About this task
Using the entries that follow, collect the lines where the word "icon" appears.

(Data about app and page elements)
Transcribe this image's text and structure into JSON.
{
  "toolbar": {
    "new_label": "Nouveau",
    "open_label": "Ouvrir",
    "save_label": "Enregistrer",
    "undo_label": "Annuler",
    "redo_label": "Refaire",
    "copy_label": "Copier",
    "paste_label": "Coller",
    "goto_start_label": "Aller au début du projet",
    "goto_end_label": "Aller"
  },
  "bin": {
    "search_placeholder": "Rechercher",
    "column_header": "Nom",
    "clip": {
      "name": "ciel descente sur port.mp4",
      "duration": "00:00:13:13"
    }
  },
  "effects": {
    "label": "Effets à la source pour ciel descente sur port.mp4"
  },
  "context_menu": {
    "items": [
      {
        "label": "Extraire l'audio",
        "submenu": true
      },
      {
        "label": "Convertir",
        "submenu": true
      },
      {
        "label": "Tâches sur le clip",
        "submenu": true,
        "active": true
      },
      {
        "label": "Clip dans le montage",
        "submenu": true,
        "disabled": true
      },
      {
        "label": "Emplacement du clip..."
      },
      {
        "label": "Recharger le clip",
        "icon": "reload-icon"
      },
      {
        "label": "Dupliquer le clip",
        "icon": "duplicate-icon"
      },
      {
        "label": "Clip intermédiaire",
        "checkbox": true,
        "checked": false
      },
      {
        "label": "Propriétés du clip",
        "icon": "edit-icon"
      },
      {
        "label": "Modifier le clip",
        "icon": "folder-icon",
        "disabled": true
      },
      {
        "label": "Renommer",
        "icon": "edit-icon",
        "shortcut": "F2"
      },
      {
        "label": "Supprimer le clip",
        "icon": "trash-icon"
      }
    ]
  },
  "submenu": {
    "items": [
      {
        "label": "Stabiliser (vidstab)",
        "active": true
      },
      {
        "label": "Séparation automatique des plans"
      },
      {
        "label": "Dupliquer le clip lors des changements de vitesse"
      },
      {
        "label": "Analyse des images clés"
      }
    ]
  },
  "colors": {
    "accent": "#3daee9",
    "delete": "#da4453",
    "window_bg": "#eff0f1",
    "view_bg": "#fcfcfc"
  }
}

Finished exercise
        "icon": "reload-icon"
        "icon": "duplicate-icon"
        "icon": "edit-icon"
        "icon": "folder-icon",
        "icon": "edit-icon",
        "icon": "trash-icon"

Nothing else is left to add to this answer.